Lines from the material below that hold the string "일부지역" are what is needed; copy each of them.

....

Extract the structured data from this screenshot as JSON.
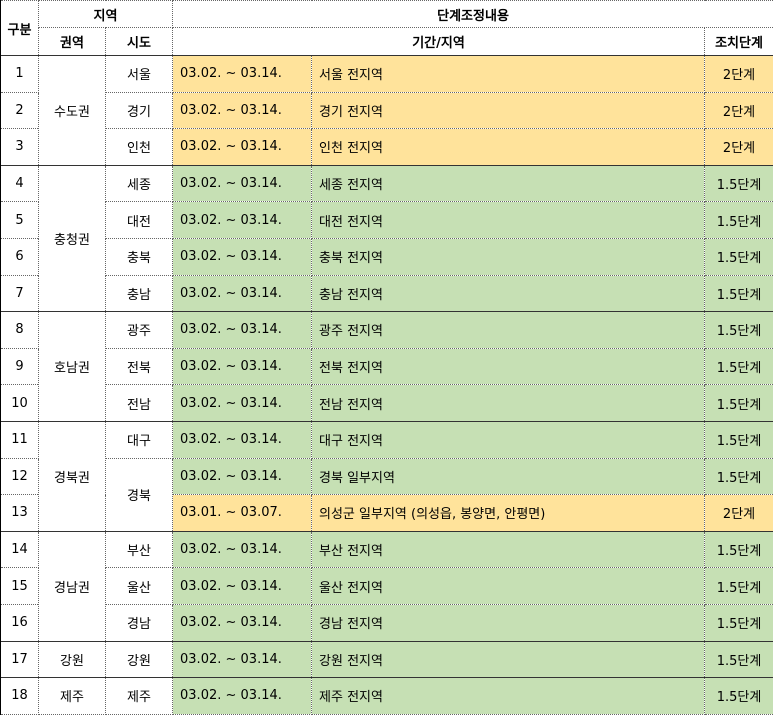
{
  "header": {
    "gubun": "구분",
    "region": "지역",
    "adjust": "단계조정내용",
    "area": "권역",
    "sido": "시도",
    "period_area": "기간/지역",
    "level": "조치단계"
  },
  "rows": [
    {
      "no": "1",
      "gwon": "수도권",
      "sido": "서울",
      "period": "03.02. ~ 03.14.",
      "area": "서울 전지역",
      "level": "2단계",
      "color": "#ffe39b"
    },
    {
      "no": "2",
      "sido": "경기",
      "period": "03.02. ~ 03.14.",
      "area": "경기 전지역",
      "level": "2단계",
      "color": "#ffe39b"
    },
    {
      "no": "3",
      "sido": "인천",
      "period": "03.02. ~ 03.14.",
      "area": "인천 전지역",
      "level": "2단계",
      "color": "#ffe39b"
    },
    {
      "no": "4",
      "gwon": "충청권",
      "sido": "세종",
      "period": "03.02. ~ 03.14.",
      "area": "세종 전지역",
      "level": "1.5단계",
      "color": "#c6e0b4"
    },
    {
      "no": "5",
      "sido": "대전",
      "period": "03.02. ~ 03.14.",
      "area": "대전 전지역",
      "level": "1.5단계",
      "color": "#c6e0b4"
    },
    {
      "no": "6",
      "sido": "충북",
      "period": "03.02. ~ 03.14.",
      "area": "충북 전지역",
      "level": "1.5단계",
      "color": "#c6e0b4"
    },
    {
      "no": "7",
      "sido": "충남",
      "period": "03.02. ~ 03.14.",
      "area": "충남 전지역",
      "level": "1.5단계",
      "color": "#c6e0b4"
    },
    {
      "no": "8",
      "gwon": "호남권",
      "sido": "광주",
      "period": "03.02. ~ 03.14.",
      "area": "광주 전지역",
      "level": "1.5단계",
      "color": "#c6e0b4"
    },
    {
      "no": "9",
      "sido": "전북",
      "period": "03.02. ~ 03.14.",
      "area": "전북 전지역",
      "level": "1.5단계",
      "color": "#c6e0b4"
    },
    {
      "no": "10",
      "sido": "전남",
      "period": "03.02. ~ 03.14.",
      "area": "전남 전지역",
      "level": "1.5단계",
      "color": "#c6e0b4"
    },
    {
      "no": "11",
      "gwon": "경북권",
      "sido": "대구",
      "period": "03.02. ~ 03.14.",
      "area": "대구 전지역",
      "level": "1.5단계",
      "color": "#c6e0b4"
    },
    {
      "no": "12",
      "sido": "경북",
      "period": "03.02. ~ 03.14.",
      "area": "경북 일부지역",
      "level": "1.5단계",
      "color": "#c6e0b4"
    },
    {
      "no": "13",
      "period": "03.01. ~ 03.07.",
      "area": "의성군 일부지역 (의성읍, 봉양면, 안평면)",
      "level": "2단계",
      "color": "#ffe39b"
    },
    {
      "no": "14",
      "gwon": "경남권",
      "sido": "부산",
      "period": "03.02. ~ 03.14.",
      "area": "부산 전지역",
      "level": "1.5단계",
      "color": "#c6e0b4"
    },
    {
      "no": "15",
      "sido": "울산",
      "period": "03.02. ~ 03.14.",
      "area": "울산 전지역",
      "level": "1.5단계",
      "color": "#c6e0b4"
    },
    {
      "no": "16",
      "sido": "경남",
      "period": "03.02. ~ 03.14.",
      "area": "경남 전지역",
      "level": "1.5단계",
      "color": "#c6e0b4"
    },
    {
      "no": "17",
      "gwon": "강원",
      "sido": "강원",
      "period": "03.02. ~ 03.14.",
      "area": "강원 전지역",
      "level": "1.5단계",
      "color": "#c6e0b4"
    },
    {
      "no": "18",
      "gwon": "제주",
      "sido": "제주",
      "period": "03.02. ~ 03.14.",
      "area": "제주 전지역",
      "level": "1.5단계",
      "color": "#c6e0b4"
    }
  ]
}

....

**Solution for this task**
      "area": "경북 일부지역",
      "area": "의성군 일부지역 (의성읍, 봉양면, 안평면)",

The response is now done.